While Israel's leaders will likely welcome Trump's move, it's believed the country's security establishment is less enthusiastic. The U.S. has consular offices in Jerusalem, but it's unlikely that they would be suitable for a permanent embassy. The statement also issued restrictions on U.S. government employees' personal and official travel for certain areas of Israel.

Alas, no. There isn't a single policy that can be pointed to by this administration that might be offered as evidence to support the idea that the US president has supported the ending of the occupation.

As a result, all countries with diplomatic missions to Israel maintain their embassies about 60 kilometres down Highway 1 in Tel Aviv.

Abbas warned Trump of the "dangerous consequences" that moving the embassy would have for peace efforts and regional stability, Abbas spokesman Nabil Abu Rdainah said.

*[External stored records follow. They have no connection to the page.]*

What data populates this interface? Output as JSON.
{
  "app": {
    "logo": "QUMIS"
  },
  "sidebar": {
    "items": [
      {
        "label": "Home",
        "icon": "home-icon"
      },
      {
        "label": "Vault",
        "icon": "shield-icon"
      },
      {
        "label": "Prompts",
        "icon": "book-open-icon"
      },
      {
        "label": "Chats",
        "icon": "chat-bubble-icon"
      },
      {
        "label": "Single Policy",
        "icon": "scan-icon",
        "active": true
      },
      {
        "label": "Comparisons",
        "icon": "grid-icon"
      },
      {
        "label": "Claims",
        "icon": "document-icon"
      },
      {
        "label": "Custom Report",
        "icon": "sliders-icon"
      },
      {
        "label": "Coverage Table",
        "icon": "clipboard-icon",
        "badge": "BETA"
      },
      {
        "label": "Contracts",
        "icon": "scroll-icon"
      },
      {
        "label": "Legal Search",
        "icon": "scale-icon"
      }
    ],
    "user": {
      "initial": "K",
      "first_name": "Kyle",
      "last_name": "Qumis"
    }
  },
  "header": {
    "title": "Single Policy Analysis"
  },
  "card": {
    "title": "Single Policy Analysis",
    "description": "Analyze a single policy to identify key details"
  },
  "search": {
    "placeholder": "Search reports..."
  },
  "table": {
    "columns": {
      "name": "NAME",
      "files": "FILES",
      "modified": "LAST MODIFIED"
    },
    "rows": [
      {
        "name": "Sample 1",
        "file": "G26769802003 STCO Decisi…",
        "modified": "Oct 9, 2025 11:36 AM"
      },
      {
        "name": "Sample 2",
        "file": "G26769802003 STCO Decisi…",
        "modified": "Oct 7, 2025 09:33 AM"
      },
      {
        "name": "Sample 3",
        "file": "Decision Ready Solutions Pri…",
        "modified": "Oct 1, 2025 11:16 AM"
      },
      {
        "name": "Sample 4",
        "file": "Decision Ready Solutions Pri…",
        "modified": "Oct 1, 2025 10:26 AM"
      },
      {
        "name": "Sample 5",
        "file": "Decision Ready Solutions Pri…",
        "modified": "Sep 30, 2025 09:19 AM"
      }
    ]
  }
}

Vice President Mike Pence and David Friedman, U.S. ambassador to Israel, pushed hard for both recognition and embassy relocation, while Secretary of State Rex Tillerson and Defense Secretary Jim Mattis opposed the move from Tel Aviv, according to other U.S. officials who spoke on condition of anonymity.

Still, deliberations over the status of Jerusalem were tense. The official did not have direct knowledge of the specifics of the call.

Under American law, the president must sign a waiver every six months that leaves the embassy in Tel Aviv.

If the US recognises Jerusalem as Israel's capital, it would reinforce Israel's position that settlements in the east are valid Israeli communities.

Jerusalem's Old City includes the holiest ground in Judaism.

He cautioned the Palestinians against reacting to Trump's announcement with violence.

Trump is to publicly address the question of Jerusalem today.

One administration official on Tuesday defended Trump's planned action, saying the "policy of ambiguity" has not worked in 22 years and the president does not believe the issue will be resolved by ignoring "the simple truth" that Jerusalem is the capital of Israel. It could cause violence, given the symbolism of certain addresses in the Middle East.

Egyptian President Abdul Fattah al-Sisi also stressed in a telephone call he received from Trump to brief him on his decision to move the US embassy to Jerusalem the importance of preserving the legal status of Jerusalem as stated in international references and resolutions, urging not to complicate the matter in the region through measures that could undermine chances of peace.